The award recognizes individuals and institutions whose contributions champion and advance the cause of orchestras and symphonic music throughout the US. Previous winners of this award include Aaron Copland, Yo-Yo Ma, Leonard Bernstein, Beverly Sills and John Williams. However, Tower is the first musician whose primary activity is composition to receive the award since Robert Ward in 1991.
“It’s the music that drives your life,” Tower told me, “not the awards. Awards are very nice, and sometimes they are financially helpful. It’s a wonderful kind of present to get. But the music is most important. This award is pretty interesting, though, because they usually give it to soloists, orchestra managers and conductors. In that context, this is an amazing honor. And at my age, being a woman composer, it’s a nourishing event.”

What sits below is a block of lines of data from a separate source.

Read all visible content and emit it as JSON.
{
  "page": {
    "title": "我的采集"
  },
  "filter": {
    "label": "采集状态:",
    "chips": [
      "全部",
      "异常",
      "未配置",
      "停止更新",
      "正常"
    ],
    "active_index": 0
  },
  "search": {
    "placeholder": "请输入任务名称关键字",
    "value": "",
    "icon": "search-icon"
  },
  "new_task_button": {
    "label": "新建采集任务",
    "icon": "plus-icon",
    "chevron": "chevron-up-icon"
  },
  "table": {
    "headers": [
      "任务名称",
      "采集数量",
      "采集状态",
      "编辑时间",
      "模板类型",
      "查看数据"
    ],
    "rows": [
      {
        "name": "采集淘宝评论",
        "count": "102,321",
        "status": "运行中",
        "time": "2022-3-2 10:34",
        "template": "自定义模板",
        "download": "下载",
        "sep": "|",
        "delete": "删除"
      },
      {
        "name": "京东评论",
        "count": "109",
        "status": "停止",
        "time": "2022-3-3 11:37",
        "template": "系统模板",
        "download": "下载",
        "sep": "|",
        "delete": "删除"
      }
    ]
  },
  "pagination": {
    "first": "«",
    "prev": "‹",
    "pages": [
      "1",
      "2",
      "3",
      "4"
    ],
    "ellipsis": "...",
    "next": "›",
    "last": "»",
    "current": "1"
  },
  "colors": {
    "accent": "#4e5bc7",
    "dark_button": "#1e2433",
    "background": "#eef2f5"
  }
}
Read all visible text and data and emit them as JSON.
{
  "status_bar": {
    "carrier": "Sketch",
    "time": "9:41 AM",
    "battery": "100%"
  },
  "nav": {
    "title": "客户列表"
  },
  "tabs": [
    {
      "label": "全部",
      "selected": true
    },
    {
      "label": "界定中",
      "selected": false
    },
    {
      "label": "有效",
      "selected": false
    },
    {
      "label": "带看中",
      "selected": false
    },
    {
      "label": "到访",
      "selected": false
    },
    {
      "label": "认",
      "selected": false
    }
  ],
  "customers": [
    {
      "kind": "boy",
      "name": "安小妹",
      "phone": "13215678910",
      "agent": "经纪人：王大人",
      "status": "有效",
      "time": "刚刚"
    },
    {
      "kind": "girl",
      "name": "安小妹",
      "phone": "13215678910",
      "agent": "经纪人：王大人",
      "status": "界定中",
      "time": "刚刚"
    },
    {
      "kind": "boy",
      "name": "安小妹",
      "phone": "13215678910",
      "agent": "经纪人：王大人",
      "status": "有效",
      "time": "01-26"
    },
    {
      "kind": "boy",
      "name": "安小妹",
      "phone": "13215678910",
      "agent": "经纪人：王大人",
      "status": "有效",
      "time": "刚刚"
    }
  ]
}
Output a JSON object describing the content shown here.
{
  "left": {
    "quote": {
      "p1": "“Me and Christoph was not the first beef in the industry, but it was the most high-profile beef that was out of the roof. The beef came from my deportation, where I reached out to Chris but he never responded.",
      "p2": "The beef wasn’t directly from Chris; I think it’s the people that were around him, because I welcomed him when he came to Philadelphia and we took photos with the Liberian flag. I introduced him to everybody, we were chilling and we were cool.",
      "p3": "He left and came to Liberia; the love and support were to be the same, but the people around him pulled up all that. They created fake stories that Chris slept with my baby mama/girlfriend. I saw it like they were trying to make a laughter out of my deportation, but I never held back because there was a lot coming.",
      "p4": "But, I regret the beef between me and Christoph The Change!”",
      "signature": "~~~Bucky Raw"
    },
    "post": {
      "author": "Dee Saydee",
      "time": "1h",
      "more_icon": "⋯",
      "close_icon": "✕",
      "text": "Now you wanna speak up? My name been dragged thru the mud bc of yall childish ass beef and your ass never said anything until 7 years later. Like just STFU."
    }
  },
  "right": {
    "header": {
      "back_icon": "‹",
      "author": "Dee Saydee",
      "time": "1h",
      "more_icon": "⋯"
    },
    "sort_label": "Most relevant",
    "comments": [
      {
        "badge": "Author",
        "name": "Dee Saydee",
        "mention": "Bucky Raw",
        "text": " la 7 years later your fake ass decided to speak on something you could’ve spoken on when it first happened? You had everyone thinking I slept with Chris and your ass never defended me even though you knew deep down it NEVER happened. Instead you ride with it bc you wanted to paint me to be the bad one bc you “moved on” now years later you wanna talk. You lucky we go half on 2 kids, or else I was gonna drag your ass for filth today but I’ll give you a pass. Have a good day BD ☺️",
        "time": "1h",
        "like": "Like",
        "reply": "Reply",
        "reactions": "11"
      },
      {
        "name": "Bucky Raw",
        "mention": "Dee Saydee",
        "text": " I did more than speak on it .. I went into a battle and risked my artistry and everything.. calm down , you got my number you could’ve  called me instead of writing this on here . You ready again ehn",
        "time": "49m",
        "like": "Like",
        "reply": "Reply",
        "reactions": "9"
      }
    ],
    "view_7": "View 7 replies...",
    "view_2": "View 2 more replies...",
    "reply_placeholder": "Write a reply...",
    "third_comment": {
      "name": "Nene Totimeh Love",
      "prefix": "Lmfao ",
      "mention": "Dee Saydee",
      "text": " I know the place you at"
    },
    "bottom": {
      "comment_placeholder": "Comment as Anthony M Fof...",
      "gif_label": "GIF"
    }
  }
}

Tower has previously won a Guggenheim Fellowship, a Du Pont Award and membership in the American Academy of Arts and Letters. In 1990 she won the rich Grawemeyer Award for her orchestral composition Silver Ladders, written for the St. Louis Symphony Orchestra when she was its composer-in-residence.
It’s particularly appropriate that Tower’s Golden Baton will be presented at the League’s annual conference this June in Nashville, which is where her Made in America – which has now been performed in every state – was recorded. That recording won Grammy Awards for Best Contemporary Classical Composition, Best Orchestral Performance and Best Classical Album. When that CD, an all-Tower collection, was planned for recording in Nashville, there was no performance scheduled to go with it. Tower insisted that the music had to be performed in concert first, so the orchestra added a concert to inaugurate its new auditorium and invited people who had worked on the building, along with their families. The resulting audience filled the hall and gave the musicians a standing ovation.